EXERCISE:
The entries below are to be repeated verbatim, in full.

RECORDS FOR THE EXERCISE:
• • • • • • •
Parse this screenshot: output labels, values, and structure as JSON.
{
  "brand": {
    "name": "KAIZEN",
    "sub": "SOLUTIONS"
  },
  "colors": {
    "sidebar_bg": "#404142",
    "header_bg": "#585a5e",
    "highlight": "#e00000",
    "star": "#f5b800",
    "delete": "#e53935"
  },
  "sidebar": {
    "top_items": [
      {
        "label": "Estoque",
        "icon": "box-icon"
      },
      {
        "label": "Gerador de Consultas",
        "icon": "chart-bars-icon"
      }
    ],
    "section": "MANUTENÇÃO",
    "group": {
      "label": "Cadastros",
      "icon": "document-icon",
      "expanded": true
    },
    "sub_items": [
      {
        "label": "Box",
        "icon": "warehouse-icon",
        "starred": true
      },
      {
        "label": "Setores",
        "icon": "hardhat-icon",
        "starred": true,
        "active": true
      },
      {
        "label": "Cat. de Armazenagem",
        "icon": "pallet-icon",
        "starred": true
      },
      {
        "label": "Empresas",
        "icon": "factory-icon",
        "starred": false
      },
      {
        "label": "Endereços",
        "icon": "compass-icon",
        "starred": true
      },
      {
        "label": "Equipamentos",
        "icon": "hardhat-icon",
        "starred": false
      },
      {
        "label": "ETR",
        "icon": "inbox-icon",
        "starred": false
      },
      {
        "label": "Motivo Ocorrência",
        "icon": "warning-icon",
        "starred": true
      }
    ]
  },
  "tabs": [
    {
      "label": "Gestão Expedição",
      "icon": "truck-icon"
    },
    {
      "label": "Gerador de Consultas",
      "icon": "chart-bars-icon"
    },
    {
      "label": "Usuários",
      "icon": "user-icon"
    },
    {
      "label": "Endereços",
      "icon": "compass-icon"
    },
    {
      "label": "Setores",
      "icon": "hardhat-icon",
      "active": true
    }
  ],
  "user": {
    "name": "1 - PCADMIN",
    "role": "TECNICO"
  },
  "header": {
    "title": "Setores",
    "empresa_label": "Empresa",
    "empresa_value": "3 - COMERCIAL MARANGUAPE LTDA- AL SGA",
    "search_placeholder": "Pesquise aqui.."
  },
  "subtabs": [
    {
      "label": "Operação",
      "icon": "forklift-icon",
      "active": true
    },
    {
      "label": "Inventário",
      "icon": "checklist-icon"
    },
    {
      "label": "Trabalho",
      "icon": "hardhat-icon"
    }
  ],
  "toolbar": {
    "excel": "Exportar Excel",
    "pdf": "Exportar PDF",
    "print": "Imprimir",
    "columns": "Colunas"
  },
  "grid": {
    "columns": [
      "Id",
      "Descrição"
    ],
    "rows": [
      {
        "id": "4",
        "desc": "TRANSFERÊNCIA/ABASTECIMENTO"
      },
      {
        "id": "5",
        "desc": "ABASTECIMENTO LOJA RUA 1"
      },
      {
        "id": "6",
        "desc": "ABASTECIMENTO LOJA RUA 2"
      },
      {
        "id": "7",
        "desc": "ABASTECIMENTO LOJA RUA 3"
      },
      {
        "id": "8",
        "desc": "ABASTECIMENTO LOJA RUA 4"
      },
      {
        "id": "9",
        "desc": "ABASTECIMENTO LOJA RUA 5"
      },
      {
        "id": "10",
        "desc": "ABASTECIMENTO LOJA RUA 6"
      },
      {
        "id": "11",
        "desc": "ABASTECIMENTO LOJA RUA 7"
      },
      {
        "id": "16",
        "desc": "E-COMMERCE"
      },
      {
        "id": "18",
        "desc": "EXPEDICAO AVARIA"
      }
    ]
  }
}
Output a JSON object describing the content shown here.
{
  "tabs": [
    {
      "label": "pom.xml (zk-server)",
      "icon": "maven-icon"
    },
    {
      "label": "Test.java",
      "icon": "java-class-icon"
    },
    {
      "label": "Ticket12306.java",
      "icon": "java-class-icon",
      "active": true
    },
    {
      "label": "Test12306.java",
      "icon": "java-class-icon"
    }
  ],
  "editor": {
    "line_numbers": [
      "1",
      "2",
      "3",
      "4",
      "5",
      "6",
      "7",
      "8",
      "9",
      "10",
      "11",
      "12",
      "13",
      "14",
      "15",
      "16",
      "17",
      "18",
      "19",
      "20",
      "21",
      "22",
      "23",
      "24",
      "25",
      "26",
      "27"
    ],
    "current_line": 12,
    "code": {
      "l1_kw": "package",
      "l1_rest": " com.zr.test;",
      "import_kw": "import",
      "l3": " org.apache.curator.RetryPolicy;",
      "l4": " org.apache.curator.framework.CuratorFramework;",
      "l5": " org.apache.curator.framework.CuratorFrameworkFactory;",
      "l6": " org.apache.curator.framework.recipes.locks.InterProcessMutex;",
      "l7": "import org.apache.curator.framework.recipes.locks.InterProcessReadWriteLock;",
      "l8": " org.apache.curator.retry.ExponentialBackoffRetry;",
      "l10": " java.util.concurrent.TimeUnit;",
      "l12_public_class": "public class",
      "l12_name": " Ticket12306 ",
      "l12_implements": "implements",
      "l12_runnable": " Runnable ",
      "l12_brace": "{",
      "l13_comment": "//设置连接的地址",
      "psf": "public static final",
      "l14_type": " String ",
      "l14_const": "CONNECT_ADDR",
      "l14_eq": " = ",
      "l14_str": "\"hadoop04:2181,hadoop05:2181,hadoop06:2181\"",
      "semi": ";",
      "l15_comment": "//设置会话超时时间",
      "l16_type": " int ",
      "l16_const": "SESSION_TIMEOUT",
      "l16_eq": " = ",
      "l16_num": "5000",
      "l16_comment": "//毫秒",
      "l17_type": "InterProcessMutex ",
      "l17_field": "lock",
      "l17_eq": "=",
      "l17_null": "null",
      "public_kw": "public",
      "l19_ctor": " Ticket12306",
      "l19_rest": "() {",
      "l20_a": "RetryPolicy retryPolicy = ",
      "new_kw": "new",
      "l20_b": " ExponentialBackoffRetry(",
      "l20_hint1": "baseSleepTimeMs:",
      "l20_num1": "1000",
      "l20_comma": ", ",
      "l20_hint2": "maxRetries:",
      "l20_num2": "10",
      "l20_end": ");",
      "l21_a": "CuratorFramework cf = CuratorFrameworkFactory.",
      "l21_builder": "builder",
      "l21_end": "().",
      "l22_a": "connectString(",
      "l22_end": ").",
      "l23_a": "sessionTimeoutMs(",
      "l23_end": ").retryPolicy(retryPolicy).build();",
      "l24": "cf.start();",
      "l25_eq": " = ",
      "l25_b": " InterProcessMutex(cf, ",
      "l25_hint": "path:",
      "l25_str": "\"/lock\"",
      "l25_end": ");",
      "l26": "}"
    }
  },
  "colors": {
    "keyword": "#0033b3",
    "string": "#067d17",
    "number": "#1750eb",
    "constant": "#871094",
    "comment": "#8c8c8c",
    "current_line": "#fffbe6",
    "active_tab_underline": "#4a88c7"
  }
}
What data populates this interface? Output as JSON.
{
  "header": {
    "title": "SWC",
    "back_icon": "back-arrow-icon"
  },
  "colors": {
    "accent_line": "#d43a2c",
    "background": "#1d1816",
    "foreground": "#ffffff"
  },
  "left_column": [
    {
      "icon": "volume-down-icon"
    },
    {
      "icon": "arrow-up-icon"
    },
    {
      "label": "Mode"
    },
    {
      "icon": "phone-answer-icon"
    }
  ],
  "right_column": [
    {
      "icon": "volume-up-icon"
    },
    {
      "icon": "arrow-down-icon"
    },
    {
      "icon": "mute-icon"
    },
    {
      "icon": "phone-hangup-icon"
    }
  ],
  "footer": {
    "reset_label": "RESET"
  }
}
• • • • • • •
RESPONSE BELOW:
Parse this screenshot: output labels, values, and structure as JSON.
{
  "brand": {
    "name": "KAIZEN",
    "sub": "SOLUTIONS"
  },
  "colors": {
    "sidebar_bg": "#404142",
    "header_bg": "#585a5e",
    "highlight": "#e00000",
    "star": "#f5b800",
    "delete": "#e53935"
  },
  "sidebar": {
    "top_items": [
      {
        "label": "Estoque",
        "icon": "box-icon"
      },
      {
        "label": "Gerador de Consultas",
        "icon": "chart-bars-icon"
      }
    ],
    "section": "MANUTENÇÃO",
    "group": {
      "label": "Cadastros",
      "icon": "document-icon",
      "expanded": true
    },
    "sub_items": [
      {
        "label": "Box",
        "icon": "warehouse-icon",
        "starred": true
      },
      {
        "label": "Setores",
        "icon": "hardhat-icon",
        "starred": true,
        "active": true
      },
      {
        "label": "Cat. de Armazenagem",
        "icon": "pallet-icon",
        "starred": true
      },
      {
        "label": "Empresas",
        "icon": "factory-icon",
        "starred": false
      },
      {
        "label": "Endereços",
        "icon": "compass-icon",
        "starred": true
      },
      {
        "label": "Equipamentos",
        "icon": "hardhat-icon",
        "starred": false
      },
      {
        "label": "ETR",
        "icon": "inbox-icon",
        "starred": false
      },
      {
        "label": "Motivo Ocorrência",
        "icon": "warning-icon",
        "starred": true
      }
    ]
  },
  "tabs": [
    {
      "label": "Gestão Expedição",
      "icon": "truck-icon"
    },
    {
      "label": "Gerador de Consultas",
      "icon": "chart-bars-icon"
    },
    {
      "label": "Usuários",
      "icon": "user-icon"
    },
    {
      "label": "Endereços",
      "icon": "compass-icon"
    },
    {
      "label": "Setores",
      "icon": "hardhat-icon",
      "active": true
    }
  ],
  "user": {
    "name": "1 - PCADMIN",
    "role": "TECNICO"
  },
  "header": {
    "title": "Setores",
    "empresa_label": "Empresa",
    "empresa_value": "3 - COMERCIAL MARANGUAPE LTDA- AL SGA",
    "search_placeholder": "Pesquise aqui.."
  },
  "subtabs": [
    {
      "label": "Operação",
      "icon": "forklift-icon",
      "active": true
    },
    {
      "label": "Inventário",
      "icon": "checklist-icon"
    },
    {
      "label": "Trabalho",
      "icon": "hardhat-icon"
    }
  ],
  "toolbar": {
    "excel": "Exportar Excel",
    "pdf": "Exportar PDF",
    "print": "Imprimir",
    "columns": "Colunas"
  },
  "grid": {
    "columns": [
      "Id",
      "Descrição"
    ],
    "rows": [
      {
        "id": "4",
        "desc": "TRANSFERÊNCIA/ABASTECIMENTO"
      },
      {
        "id": "5",
        "desc": "ABASTECIMENTO LOJA RUA 1"
      },
      {
        "id": "6",
        "desc": "ABASTECIMENTO LOJA RUA 2"
      },
      {
        "id": "7",
        "desc": "ABASTECIMENTO LOJA RUA 3"
      },
      {
        "id": "8",
        "desc": "ABASTECIMENTO LOJA RUA 4"
      },
      {
        "id": "9",
        "desc": "ABASTECIMENTO LOJA RUA 5"
      },
      {
        "id": "10",
        "desc": "ABASTECIMENTO LOJA RUA 6"
      },
      {
        "id": "11",
        "desc": "ABASTECIMENTO LOJA RUA 7"
      },
      {
        "id": "16",
        "desc": "E-COMMERCE"
      },
      {
        "id": "18",
        "desc": "EXPEDICAO AVARIA"
      }
    ]
  }
}
Output a JSON object describing the content shown here.
{
  "tabs": [
    {
      "label": "pom.xml (zk-server)",
      "icon": "maven-icon"
    },
    {
      "label": "Test.java",
      "icon": "java-class-icon"
    },
    {
      "label": "Ticket12306.java",
      "icon": "java-class-icon",
      "active": true
    },
    {
      "label": "Test12306.java",
      "icon": "java-class-icon"
    }
  ],
  "editor": {
    "line_numbers": [
      "1",
      "2",
      "3",
      "4",
      "5",
      "6",
      "7",
      "8",
      "9",
      "10",
      "11",
      "12",
      "13",
      "14",
      "15",
      "16",
      "17",
      "18",
      "19",
      "20",
      "21",
      "22",
      "23",
      "24",
      "25",
      "26",
      "27"
    ],
    "current_line": 12,
    "code": {
      "l1_kw": "package",
      "l1_rest": " com.zr.test;",
      "import_kw": "import",
      "l3": " org.apache.curator.RetryPolicy;",
      "l4": " org.apache.curator.framework.CuratorFramework;",
      "l5": " org.apache.curator.framework.CuratorFrameworkFactory;",
      "l6": " org.apache.curator.framework.recipes.locks.InterProcessMutex;",
      "l7": "import org.apache.curator.framework.recipes.locks.InterProcessReadWriteLock;",
      "l8": " org.apache.curator.retry.ExponentialBackoffRetry;",
      "l10": " java.util.concurrent.TimeUnit;",
      "l12_public_class": "public class",
      "l12_name": " Ticket12306 ",
      "l12_implements": "implements",
      "l12_runnable": " Runnable ",
      "l12_brace": "{",
      "l13_comment": "//设置连接的地址",
      "psf": "public static final",
      "l14_type": " String ",
      "l14_const": "CONNECT_ADDR",
      "l14_eq": " = ",
      "l14_str": "\"hadoop04:2181,hadoop05:2181,hadoop06:2181\"",
      "semi": ";",
      "l15_comment": "//设置会话超时时间",
      "l16_type": " int ",
      "l16_const": "SESSION_TIMEOUT",
      "l16_eq": " = ",
      "l16_num": "5000",
      "l16_comment": "//毫秒",
      "l17_type": "InterProcessMutex ",
      "l17_field": "lock",
      "l17_eq": "=",
      "l17_null": "null",
      "public_kw": "public",
      "l19_ctor": " Ticket12306",
      "l19_rest": "() {",
      "l20_a": "RetryPolicy retryPolicy = ",
      "new_kw": "new",
      "l20_b": " ExponentialBackoffRetry(",
      "l20_hint1": "baseSleepTimeMs:",
      "l20_num1": "1000",
      "l20_comma": ", ",
      "l20_hint2": "maxRetries:",
      "l20_num2": "10",
      "l20_end": ");",
      "l21_a": "CuratorFramework cf = CuratorFrameworkFactory.",
      "l21_builder": "builder",
      "l21_end": "().",
      "l22_a": "connectString(",
      "l22_end": ").",
      "l23_a": "sessionTimeoutMs(",
      "l23_end": ").retryPolicy(retryPolicy).build();",
      "l24": "cf.start();",
      "l25_eq": " = ",
      "l25_b": " InterProcessMutex(cf, ",
      "l25_hint": "path:",
      "l25_str": "\"/lock\"",
      "l25_end": ");",
      "l26": "}"
    }
  },
  "colors": {
    "keyword": "#0033b3",
    "string": "#067d17",
    "number": "#1750eb",
    "constant": "#871094",
    "comment": "#8c8c8c",
    "current_line": "#fffbe6",
    "active_tab_underline": "#4a88c7"
  }
}
What data populates this interface? Output as JSON.
{
  "header": {
    "title": "SWC",
    "back_icon": "back-arrow-icon"
  },
  "colors": {
    "accent_line": "#d43a2c",
    "background": "#1d1816",
    "foreground": "#ffffff"
  },
  "left_column": [
    {
      "icon": "volume-down-icon"
    },
    {
      "icon": "arrow-up-icon"
    },
    {
      "label": "Mode"
    },
    {
      "icon": "phone-answer-icon"
    }
  ],
  "right_column": [
    {
      "icon": "volume-up-icon"
    },
    {
      "icon": "arrow-down-icon"
    },
    {
      "icon": "mute-icon"
    },
    {
      "icon": "phone-hangup-icon"
    }
  ],
  "footer": {
    "reset_label": "RESET"
  }
}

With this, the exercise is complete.